Monday, February 03, 2014

Jesus Ad Censored by Texas School, Says Lawsuit

A Christian ministry is suing the Lubbock Independent School District in federal court for refusing to accept a $1,600 paid advertisement to be shown on the Jumbotron at the high school football games, even though the school accepts numerous other ads, including religious messages.  The censored ad shows an image of Jesus Christ crucified with the sins of the world depicted as tattoos.

For background, click headlines below to read previous articles:

Christian Girl Muzzled, Sues Kansas City School

Jesus' Name Unconstitutional at School Board Meetings: Supreme Court

'Jesus' Booted from Predominantly Jewish Illinois School

Ohio Lawmakers Want Jesus Back in School, Countering Atheists

God NOT Your Idol, Teacher Tells Student -- Michael Jackson Is

-- From "Advertising Christianity With a Site Called 'Jesus Tattoo'" by Emma Green, The Atlantic 1/31/14

What's the best way to share Christianity with as many people as possible? This is the question Texas resident David L. Miller had in mind when he hired advertising firm RD Thomas to help him develop a "new way to share the Bible’s teachings through contemporary marketing methods" last summer.

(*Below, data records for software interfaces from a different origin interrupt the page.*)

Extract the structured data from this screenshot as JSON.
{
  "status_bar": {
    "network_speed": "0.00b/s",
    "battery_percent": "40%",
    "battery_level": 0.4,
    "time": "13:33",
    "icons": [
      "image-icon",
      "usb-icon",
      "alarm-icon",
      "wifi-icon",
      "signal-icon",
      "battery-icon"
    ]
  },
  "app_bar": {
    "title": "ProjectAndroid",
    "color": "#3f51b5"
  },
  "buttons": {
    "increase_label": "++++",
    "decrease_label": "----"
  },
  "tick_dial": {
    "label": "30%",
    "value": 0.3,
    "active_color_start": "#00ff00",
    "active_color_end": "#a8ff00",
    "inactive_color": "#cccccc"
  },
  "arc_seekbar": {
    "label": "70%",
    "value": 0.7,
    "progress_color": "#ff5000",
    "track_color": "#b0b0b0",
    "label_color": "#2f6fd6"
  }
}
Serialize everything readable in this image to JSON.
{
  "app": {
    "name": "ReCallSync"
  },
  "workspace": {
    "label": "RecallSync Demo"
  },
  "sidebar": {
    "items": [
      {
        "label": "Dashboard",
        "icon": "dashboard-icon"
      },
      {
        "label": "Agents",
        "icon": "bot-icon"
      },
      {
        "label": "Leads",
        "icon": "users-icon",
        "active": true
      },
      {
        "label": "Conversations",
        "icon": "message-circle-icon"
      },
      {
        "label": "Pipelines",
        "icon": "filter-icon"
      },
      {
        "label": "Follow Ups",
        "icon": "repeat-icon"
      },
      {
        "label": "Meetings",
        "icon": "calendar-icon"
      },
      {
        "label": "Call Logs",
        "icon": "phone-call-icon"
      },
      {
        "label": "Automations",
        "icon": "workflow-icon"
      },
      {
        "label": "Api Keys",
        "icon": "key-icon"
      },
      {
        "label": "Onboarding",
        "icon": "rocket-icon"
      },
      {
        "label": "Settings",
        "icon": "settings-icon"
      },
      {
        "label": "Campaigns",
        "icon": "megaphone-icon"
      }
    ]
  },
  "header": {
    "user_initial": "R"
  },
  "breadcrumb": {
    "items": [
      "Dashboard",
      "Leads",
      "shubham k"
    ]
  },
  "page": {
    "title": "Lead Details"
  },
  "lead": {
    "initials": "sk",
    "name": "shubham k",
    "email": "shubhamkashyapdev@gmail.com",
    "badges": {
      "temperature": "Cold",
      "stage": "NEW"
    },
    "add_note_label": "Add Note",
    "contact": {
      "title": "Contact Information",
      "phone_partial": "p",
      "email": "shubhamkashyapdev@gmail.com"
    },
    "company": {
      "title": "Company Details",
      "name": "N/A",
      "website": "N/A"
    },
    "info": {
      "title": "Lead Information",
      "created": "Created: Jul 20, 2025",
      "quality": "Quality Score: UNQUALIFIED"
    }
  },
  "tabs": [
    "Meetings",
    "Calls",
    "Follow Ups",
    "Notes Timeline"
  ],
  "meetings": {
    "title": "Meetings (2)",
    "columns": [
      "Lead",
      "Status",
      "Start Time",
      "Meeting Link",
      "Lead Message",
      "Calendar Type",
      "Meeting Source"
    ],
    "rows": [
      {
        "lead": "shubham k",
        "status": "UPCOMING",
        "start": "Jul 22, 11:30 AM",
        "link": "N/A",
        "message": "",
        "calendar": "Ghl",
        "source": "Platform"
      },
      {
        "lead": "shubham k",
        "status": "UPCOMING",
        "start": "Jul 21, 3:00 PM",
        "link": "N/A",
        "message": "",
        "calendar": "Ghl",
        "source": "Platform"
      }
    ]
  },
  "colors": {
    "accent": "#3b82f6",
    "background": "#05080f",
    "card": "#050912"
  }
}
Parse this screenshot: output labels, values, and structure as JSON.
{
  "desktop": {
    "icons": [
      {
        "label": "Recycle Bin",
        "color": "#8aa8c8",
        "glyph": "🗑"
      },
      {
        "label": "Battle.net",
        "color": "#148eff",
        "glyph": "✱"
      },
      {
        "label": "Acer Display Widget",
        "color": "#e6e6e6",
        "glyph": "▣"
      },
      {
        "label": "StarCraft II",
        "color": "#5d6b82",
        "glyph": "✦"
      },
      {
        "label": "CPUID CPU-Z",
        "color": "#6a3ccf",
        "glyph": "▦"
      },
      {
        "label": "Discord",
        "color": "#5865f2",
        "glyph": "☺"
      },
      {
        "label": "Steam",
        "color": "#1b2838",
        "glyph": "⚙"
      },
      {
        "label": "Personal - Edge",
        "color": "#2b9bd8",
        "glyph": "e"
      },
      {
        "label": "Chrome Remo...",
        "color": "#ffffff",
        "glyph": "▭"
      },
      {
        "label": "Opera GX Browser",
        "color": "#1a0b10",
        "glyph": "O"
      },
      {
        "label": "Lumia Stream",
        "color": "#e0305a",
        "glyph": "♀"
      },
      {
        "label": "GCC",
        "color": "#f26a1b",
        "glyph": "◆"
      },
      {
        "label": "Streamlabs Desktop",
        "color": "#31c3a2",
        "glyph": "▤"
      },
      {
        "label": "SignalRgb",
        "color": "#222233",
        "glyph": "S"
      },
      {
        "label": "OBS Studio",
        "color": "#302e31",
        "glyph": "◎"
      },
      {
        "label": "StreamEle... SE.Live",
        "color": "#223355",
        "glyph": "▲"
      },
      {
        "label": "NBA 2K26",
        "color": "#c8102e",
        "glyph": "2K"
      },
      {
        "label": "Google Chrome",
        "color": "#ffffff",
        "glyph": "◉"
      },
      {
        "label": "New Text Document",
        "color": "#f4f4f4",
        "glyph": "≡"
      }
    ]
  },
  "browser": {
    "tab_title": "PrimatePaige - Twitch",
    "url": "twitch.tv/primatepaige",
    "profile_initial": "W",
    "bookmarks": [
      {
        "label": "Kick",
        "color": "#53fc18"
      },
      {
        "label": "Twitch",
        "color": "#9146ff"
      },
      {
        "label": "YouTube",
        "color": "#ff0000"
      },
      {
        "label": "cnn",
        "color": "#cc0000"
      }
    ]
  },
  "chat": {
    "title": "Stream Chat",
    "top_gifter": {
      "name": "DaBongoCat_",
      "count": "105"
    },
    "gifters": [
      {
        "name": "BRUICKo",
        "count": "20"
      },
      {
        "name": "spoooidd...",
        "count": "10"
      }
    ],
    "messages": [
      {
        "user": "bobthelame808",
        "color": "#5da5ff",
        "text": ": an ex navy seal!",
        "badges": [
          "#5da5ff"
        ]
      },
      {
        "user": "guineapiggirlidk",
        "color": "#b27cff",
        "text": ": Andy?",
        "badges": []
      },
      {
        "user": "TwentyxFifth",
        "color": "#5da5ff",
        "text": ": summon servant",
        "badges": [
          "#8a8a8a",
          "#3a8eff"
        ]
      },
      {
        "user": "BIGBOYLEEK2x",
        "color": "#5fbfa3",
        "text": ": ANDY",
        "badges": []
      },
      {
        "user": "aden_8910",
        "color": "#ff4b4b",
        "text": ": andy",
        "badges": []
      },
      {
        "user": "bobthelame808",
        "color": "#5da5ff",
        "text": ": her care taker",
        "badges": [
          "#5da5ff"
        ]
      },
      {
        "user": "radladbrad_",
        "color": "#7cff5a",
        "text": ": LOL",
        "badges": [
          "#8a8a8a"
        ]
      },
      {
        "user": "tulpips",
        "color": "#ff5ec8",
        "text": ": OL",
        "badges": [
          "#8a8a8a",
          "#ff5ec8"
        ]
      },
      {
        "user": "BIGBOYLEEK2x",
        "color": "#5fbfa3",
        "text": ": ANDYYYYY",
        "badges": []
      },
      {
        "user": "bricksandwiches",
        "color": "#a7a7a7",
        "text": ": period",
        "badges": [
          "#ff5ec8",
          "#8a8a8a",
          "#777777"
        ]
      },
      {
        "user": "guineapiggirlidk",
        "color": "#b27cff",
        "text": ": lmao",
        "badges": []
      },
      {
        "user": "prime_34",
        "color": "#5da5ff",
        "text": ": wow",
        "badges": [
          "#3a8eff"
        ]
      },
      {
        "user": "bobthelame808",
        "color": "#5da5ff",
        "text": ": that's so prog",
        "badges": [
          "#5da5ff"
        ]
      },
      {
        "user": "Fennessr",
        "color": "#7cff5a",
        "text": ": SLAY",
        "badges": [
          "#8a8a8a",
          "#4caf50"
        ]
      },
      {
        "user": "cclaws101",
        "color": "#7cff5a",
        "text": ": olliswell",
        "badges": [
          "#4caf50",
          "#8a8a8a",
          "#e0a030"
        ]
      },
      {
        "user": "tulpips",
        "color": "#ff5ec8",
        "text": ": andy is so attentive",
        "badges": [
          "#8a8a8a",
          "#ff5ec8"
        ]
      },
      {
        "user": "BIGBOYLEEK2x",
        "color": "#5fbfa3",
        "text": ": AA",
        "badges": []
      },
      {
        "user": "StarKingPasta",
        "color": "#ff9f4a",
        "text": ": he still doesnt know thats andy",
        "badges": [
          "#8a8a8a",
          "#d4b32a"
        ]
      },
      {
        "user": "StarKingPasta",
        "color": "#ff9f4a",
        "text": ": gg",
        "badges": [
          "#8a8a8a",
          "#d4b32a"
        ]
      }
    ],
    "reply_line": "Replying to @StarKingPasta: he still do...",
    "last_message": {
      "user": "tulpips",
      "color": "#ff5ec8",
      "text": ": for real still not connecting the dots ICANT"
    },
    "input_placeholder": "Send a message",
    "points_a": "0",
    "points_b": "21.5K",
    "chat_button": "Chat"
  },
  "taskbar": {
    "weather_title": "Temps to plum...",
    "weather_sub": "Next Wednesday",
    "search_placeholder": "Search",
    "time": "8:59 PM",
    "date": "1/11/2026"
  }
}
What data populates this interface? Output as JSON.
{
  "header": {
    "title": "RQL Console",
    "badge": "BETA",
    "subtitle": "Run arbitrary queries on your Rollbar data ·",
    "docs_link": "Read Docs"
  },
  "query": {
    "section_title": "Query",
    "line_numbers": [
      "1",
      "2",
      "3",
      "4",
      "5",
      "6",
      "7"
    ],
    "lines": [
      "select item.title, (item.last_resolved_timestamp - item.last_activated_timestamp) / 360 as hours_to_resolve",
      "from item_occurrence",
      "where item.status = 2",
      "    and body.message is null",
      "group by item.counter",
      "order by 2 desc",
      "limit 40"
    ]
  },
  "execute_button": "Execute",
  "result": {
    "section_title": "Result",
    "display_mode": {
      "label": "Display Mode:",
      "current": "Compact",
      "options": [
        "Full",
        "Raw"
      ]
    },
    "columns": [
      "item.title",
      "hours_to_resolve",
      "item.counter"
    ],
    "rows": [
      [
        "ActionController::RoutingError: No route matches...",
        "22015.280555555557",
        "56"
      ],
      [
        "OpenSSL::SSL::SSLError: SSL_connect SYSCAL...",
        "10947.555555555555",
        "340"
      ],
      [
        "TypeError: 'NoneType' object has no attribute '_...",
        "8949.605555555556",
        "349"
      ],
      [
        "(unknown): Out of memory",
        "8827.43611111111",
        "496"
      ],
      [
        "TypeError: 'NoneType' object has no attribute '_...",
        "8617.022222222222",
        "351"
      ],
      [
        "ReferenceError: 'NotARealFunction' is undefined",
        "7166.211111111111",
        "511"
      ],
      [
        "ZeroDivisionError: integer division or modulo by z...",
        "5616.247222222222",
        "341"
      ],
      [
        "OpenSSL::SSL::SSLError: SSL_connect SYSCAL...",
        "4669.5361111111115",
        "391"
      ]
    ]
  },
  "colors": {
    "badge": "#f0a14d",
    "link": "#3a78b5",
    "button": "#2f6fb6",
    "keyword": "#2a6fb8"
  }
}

Their answer: The site features explainers about Christianity, video testimonials of people sharing their views on faith, and information about how to get in contact with someone from the site to "start a conversation."

Last summer, Miller reached out to the company that sells ad space at Lubbock Independent School District's football stadium, hoping to purchase rights to post an image on the stadium's jumbotron. Although the sales representative, Beverly McBeath, was initially enthusiastic ("THANKS for the business! Woohoo—great way to start the week," she wrote in an email), the school district eventually reneged on the deal, arguing that "the District is prohibited from authorizing this public religious speech ...using the jumbotron, which is governmental property, at a school-related event based on the Establishment Clause."

To read the entire article above, CLICK HERE.

From "Little Pencil lawyers seek injunction in 'Jesus Tattoo' advertising lawsuit" posted at Lubbock Avalanche-Journal 1/31/14

The local non-profit business behind the “” advertising campaign asked Friday, Jan. 31, for a preliminary injunction preventing Lubbock Independent School District from enforcing policies that have denied the group from placing its advertisement on school facilities.

Little Pencil, founded by former Texas Tech Vice Chancellor David L. Miller, sued the school district earlier this week because LISD refused last fall to accept its advertisement — which depicts Jesus with pejorative tattoos, such as “Outcast” and “Addicted” — for part of the display stream on the giant video screen at Lowrey Field in PlainsCapital Park during football games.

To read the entire article above, CLICK HERE.

From "'Jesus Tattoo' group claims LISD violated free speech rights, lawsuit shows" by Walt Nett, Lubbock Avalanche-Journal 1/29/14

U.S. District Judge Sam R. Cummings granted five lawyers with the Scottsdale, Ariz.-based conservative religious group [Alliance Defending Freedom] permission to appear locally in the case.

In addition to allegations LISD is violating Little Pencil’s free speech rights and engaging in discrimination by rejecting the ad while allowing other religious organizations to advertise on school facilities, the suit contends the district was initially untruthful about why it rejected the ad, and then claims the district’s policy banning religious advertising prohibits Little Pencil from receiving the same treatment other Lubbock religious organizations receive.

The concept behind “’s” advertising is a combination of billboards, television advertising and a website depicting Jesus as a tattoo artist, changing people’s negative tattoos to positive ones. He is revealed in the ads as then having taken those negative tattoos from others onto his own body.

To read the entire article above, CLICK HERE.

Also read the long list of states enacting laws to restore religious liberty to schools.